Despite the wide availability of vaccines, many schools still haven’t reopened. In San Francisco, kids come to school for “Zoom in a room” because even fully vaccinated teachers won’t come back to classrooms. As of May 5, over half of California public school students were still stuck with distance learning. New York State won’t provide precise information about how many students are actually back in class because so many schools are still closed. 

Instead of grappling with the costs of prolonged school closures, lockdown apologists have turned to straightforward denialism. The term “learning loss” should be replaced by “learning change,” according to a San Francisco Board of Education commissioner, with a hearty amen from Washington Post education reporter Valerie Strauss. The New York Times’ Dana Goldstein helpfully suggested that we should avoid testing kids to see how far they’ve fallen behind the past year, lest we uncover the full extent of the distance learning debacle.   

Other lockdown-related policy disagreements follow a similar pattern. The tone is set by public health experts, whose doom-and-gloom prognostications are repeatedly overtaken by events. In mid-March, Dr. Anthony Fauci warned of an “Italy-style” wave of hospitalizations if restrictions were eased too quickly. The director of the CDC predicted “impending doom” on March 29. Needless to say, these pronouncements were not vindicated.

The study of public health instills an exaggerated sense of caution among its acolytes that transcends geography. Australia won’t commit to opening its borders after a full vaccination campaign. A public health official in Hong Kong says that variants are still “a knife over our heads” after herd immunity is reached. If it were up to public health officials, we wouldn’t emerge from quarantine until sometime in the early 2030s. 
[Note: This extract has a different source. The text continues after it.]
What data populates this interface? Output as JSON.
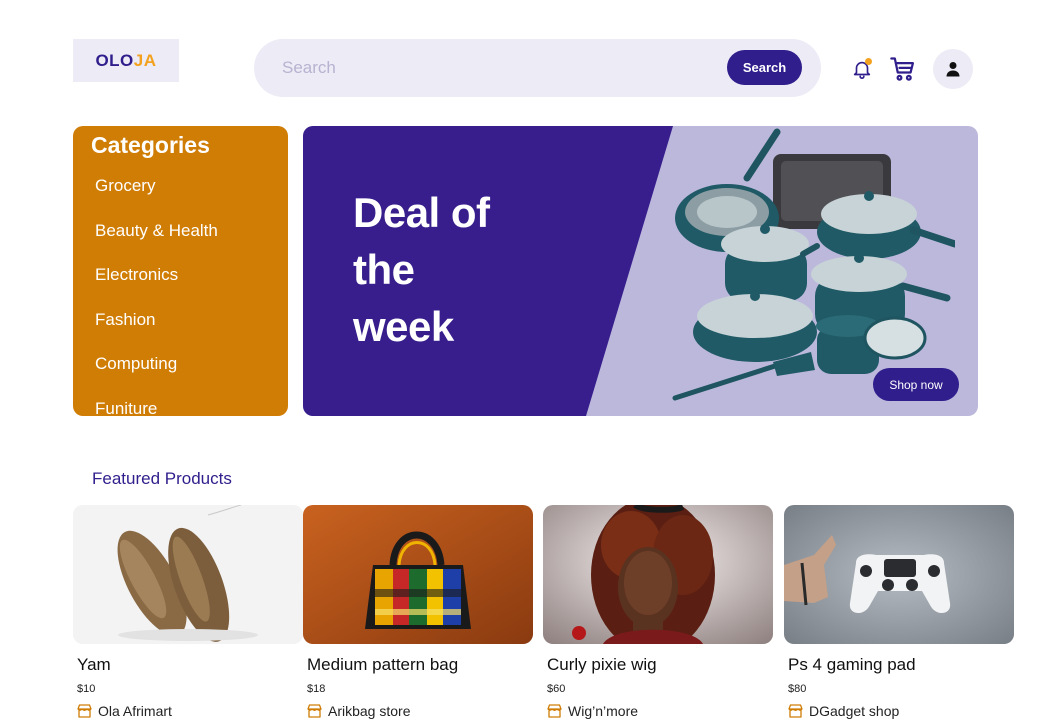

Public health sometimes gives ground to public pressure—witness the CDC’s lurching liberalization of masking guidance—but alarmist messaging continues to shape the media narrative. “Even after being fully vaccinated, many still wrestle with a fear of catching Covid,” read an NBC headline in late April. In a striking display of innumeracy, a CNN travel author suggested that a 90 percent effective vaccine meant that 100,000 out of every million airline passengers would contract the virus.

This list of media hysterics is not cherry-picking. A Dartmouth study of Covid coverage found that American media were considerably more alarmist than their counterparts abroad: 87 percent of stories from major American outlets were negative during the pandemic, compared to just 50 percent from non-U.S. sources. Is it any wonder that most European countries were able to keep their schools open? 

A corollary to Covid hysteria is the insistence that we are entering a new era of global pandemics, with this virus merely the first of many. These predictions are rarely made by virologists because such alarmism isn’t scientifically grounded. The two most likely origins of the pandemic, a lab leak or a Chinese live animal “wet market,” both point to discrete and correctable problems. The prevalence of wet markets, a cultural practice specific to Southeastern China, is eminently fixable. The best available evidence suggests that the pandemic could have been avoided through better trained lab techs or less adventurous Chinese culinary habits.  

Inertia, rather than ideology, is often the strongest force in American politics. Even as the threat of terrorism has receded, the architecture of the post-9/11 security state remains in place. We should not make the same mistakes with public health. Pandemic-era practices that were meant as temporary protective measures should be discarded as soon as possible. 

Just as war is too important to be left to the generals, managing a pandemic is too important to be left to public health experts and their auxiliaries in journalism and social media. From cratering student achievement to frayed community bonds, lockdowns and quarantines have imposed real costs. Mercifully, the vaccines offer us a way out. We should have the wit to embrace our deliverance.  

Will Collins is a teacher in Budapest, Hungary.